Why do Trump and Putin get along so well? | Michael McFaul | TEDxStanfordDuring his tenure as U.S. Ambassador to Russia under President Obama, Stanford Political Science Professor Michael McFaul lived with death threats against him and his family. Since returning to the U.S., McFaul has been banned from returning to Russia, but at home he is one of the most sought-after observers of what he calls the Trump-Putin “Bromance.” His take on Russia today is both insightful and troubling. But as he says, “Diplomacy is not a popularity contest.” Michael McFaul is Professor of Political Science, Director and Senior Fellow at the Freeman Spogli Institute for International Studies, and the Peter and Helen Bing Senior Fellow at the Hoover Institution. Dr. McFaul served for five years in the Obama administration, first as Special Assistant to the President and Senior Director for Russian and Eurasian Affairs at the National Security Council at the White House (2009-2012), and then as U.S. Ambassador to the Russian Federation (2012-2014). He has authored several books, including Advancing Democracy Abroad: Why We Should, How We Can and, with Kathryn Stoner, Transition. This talk was given at a TEDx event using the TED conference format but independently organized by a local community. Learn more at https://www.ted.com/tedx2017-06-02T19:24:24.000Z
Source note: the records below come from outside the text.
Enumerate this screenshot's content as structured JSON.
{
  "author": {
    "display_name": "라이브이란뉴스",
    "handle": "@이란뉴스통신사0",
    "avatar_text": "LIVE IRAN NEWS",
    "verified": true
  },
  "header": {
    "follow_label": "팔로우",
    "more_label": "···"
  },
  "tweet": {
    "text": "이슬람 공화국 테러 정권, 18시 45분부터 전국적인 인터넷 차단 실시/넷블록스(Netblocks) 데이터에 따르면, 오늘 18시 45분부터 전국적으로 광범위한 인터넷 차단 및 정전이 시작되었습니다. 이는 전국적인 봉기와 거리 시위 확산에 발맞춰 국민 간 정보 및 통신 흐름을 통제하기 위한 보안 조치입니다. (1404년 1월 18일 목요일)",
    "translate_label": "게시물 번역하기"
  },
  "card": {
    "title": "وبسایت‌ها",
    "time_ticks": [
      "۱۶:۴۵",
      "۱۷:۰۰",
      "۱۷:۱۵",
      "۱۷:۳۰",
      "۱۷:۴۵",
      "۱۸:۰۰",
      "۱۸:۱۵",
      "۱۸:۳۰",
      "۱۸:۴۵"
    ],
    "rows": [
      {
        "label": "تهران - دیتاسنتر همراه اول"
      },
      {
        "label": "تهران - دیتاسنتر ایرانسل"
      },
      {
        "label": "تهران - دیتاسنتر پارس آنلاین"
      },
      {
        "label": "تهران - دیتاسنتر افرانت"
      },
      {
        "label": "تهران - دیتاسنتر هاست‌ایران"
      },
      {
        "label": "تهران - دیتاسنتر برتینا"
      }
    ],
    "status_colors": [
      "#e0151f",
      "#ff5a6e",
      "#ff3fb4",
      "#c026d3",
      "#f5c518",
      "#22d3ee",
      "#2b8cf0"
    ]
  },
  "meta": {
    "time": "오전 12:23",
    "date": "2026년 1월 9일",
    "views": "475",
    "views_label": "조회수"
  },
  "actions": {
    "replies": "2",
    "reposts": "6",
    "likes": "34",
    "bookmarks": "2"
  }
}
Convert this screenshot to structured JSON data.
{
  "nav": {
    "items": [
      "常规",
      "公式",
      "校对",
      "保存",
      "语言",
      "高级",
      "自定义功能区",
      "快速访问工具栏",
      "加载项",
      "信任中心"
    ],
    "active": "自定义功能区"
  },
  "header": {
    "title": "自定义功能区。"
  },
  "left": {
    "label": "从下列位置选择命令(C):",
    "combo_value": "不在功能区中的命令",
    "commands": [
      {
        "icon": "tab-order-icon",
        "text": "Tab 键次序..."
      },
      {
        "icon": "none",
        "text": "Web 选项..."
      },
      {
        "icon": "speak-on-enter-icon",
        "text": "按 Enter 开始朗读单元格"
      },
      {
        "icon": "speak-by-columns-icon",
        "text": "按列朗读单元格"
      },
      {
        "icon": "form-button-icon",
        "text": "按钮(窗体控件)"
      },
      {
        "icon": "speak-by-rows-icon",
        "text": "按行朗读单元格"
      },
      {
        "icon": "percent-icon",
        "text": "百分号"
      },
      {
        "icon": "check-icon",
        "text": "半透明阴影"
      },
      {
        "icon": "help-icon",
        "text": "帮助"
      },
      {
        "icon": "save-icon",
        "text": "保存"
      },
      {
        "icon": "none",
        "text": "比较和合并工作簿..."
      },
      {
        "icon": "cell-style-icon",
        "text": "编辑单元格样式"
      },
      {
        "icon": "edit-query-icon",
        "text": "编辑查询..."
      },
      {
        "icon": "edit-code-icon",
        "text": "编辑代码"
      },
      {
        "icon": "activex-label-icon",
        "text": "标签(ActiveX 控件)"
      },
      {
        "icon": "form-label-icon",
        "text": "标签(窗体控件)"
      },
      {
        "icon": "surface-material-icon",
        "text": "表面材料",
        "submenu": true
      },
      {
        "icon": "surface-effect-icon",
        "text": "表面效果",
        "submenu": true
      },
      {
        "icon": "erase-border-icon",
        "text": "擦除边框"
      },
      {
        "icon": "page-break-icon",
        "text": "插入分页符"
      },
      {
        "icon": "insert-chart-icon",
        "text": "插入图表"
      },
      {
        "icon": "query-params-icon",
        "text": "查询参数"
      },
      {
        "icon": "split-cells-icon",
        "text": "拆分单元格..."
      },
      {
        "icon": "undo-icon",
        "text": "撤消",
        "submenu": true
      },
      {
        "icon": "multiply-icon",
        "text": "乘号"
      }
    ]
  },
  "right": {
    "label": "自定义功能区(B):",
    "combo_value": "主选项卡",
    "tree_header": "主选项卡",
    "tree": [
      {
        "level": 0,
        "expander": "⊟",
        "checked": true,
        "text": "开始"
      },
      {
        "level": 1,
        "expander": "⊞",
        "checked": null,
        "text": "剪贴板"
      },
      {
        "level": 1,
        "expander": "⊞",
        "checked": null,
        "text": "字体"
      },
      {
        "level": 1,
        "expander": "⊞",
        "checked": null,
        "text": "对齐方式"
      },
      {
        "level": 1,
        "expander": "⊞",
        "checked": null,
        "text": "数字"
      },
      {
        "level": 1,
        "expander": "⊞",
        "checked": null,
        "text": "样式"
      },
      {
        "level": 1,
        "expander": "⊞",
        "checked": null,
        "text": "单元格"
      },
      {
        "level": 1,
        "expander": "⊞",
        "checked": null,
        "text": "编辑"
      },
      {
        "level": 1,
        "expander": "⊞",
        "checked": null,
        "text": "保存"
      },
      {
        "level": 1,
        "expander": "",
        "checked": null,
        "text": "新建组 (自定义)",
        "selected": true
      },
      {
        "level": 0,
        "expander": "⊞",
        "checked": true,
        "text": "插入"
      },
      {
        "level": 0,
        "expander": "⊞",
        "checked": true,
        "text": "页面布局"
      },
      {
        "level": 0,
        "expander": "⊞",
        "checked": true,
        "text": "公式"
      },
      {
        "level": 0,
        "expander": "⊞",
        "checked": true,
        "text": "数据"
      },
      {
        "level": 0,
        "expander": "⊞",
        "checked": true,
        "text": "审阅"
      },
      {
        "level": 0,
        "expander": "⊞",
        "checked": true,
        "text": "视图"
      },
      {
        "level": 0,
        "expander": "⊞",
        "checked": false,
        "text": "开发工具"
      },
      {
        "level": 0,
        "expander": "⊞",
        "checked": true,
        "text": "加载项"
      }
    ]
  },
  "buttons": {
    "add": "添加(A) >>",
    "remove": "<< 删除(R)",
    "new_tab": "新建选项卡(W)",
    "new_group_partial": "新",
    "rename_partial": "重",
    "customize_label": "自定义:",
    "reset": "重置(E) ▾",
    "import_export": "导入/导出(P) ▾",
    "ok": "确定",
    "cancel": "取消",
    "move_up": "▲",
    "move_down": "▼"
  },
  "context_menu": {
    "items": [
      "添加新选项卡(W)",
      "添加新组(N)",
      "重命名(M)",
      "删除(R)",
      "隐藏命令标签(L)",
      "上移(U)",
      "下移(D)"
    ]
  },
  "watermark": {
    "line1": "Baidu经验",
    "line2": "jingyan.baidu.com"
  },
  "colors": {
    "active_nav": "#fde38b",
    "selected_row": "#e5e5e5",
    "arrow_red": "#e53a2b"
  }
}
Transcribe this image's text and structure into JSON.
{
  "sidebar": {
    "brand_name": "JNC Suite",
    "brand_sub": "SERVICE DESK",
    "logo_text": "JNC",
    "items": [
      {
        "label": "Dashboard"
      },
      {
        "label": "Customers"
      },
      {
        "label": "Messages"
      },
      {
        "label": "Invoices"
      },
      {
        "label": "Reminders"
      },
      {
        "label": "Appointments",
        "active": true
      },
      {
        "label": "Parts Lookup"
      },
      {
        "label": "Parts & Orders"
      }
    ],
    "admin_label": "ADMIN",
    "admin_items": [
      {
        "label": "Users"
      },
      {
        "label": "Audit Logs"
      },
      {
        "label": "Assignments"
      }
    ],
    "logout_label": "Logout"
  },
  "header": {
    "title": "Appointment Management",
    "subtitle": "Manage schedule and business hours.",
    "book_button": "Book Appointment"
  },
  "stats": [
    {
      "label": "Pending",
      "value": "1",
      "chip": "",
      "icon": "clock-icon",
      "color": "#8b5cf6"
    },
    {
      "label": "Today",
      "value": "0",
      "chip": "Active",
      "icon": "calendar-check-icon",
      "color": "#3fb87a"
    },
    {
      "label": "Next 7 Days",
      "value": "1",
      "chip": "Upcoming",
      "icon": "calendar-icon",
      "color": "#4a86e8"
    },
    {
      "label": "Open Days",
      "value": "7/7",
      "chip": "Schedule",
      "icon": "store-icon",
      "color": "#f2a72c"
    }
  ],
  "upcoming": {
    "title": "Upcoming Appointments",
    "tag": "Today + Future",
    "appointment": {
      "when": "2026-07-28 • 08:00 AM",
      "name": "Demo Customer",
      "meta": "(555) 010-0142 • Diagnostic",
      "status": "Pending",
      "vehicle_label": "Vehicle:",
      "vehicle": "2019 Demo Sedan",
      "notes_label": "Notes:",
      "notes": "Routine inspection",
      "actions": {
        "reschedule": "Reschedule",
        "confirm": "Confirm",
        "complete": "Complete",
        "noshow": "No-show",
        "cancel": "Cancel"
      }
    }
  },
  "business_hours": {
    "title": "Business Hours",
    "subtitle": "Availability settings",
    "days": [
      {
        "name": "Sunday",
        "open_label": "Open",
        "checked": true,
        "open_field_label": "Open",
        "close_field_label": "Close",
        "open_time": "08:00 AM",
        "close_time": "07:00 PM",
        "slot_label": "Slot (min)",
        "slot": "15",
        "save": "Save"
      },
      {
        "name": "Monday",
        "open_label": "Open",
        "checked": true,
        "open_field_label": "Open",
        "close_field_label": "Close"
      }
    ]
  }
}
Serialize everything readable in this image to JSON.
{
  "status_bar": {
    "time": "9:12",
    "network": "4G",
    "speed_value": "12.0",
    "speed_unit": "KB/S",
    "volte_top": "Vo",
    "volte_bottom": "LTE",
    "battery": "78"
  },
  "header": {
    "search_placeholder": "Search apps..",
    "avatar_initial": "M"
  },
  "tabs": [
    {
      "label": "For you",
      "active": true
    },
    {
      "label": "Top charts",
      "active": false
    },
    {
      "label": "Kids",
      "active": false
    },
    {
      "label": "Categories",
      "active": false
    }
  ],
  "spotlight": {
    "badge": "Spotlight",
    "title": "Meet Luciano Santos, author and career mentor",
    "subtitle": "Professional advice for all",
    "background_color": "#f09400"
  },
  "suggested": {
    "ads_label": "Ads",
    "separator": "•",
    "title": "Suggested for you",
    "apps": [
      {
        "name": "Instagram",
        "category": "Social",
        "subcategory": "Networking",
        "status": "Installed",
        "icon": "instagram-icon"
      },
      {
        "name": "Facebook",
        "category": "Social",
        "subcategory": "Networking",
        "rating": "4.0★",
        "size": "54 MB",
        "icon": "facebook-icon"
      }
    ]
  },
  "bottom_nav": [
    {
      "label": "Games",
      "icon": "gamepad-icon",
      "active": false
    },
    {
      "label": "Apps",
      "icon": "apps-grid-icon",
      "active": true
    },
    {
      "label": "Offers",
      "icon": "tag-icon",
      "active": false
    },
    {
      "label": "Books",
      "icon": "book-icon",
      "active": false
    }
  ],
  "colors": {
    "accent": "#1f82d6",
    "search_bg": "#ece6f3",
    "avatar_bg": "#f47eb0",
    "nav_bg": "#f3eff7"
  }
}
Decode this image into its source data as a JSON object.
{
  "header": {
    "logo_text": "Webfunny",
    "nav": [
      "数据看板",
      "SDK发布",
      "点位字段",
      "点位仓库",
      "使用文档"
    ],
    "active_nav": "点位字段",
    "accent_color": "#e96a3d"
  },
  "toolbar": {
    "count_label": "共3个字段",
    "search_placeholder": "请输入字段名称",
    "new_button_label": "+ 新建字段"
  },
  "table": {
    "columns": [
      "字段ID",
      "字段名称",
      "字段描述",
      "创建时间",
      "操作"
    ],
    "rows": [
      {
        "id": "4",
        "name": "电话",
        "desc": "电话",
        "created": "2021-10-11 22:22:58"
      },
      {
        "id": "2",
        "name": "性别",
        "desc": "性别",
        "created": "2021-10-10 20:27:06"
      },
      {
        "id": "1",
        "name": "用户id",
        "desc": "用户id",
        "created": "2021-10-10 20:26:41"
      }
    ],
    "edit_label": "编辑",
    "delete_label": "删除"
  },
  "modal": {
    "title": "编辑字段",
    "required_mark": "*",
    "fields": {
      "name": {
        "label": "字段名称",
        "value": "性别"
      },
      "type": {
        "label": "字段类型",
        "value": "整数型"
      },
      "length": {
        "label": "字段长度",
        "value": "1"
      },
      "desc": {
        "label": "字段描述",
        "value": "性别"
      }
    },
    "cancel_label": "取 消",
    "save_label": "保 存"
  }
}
While serving as Ambassador to Russia, McFaul told of being constantly followed, harassed, and verbally demonized on Russian television. But according to The New York Times, McFaul continued to be monitored by Russians even after returning home and concluding his government service.

During a talk at the University of Chicago, McFaul shared that his wife’s boss had called her cell phone only to have a Russian answer the phone. “Were they sloppy?” he said during the talk. “Or was that a shot across the bow to say, ‘We know you’re in Palo Alto and we’re still around’?”

In an interview on NBC’s ‘Meet the Press’, McFaul said, “There is no doubt that I am a primary subject of interest, and from time to time, they have also leaked conversations that I thought were private. That’s just the state of working in Russia.”